EXERCISE
All lines in the records that carry the string "name" are to be shown.

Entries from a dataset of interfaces

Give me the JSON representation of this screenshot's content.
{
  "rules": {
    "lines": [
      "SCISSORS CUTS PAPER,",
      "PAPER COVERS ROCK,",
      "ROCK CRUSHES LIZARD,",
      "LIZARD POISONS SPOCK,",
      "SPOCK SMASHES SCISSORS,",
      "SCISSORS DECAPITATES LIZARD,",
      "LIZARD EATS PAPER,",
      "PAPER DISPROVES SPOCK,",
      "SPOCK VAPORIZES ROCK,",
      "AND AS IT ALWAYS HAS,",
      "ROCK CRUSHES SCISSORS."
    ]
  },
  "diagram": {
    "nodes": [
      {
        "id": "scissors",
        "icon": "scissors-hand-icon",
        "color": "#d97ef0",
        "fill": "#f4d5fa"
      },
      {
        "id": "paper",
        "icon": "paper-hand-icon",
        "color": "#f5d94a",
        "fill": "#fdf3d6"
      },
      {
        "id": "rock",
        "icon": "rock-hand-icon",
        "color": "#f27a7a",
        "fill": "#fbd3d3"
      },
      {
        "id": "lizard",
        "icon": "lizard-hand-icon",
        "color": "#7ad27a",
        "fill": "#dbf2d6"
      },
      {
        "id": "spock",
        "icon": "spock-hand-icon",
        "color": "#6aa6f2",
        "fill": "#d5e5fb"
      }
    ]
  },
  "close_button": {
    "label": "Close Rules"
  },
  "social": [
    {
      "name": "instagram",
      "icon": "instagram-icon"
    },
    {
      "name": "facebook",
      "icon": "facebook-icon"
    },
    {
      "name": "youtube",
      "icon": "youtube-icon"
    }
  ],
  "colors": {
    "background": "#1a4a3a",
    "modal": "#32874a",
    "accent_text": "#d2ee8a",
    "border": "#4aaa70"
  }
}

ANSWER BOX
      "name": "instagram",
      "name": "facebook",
      "name": "youtube",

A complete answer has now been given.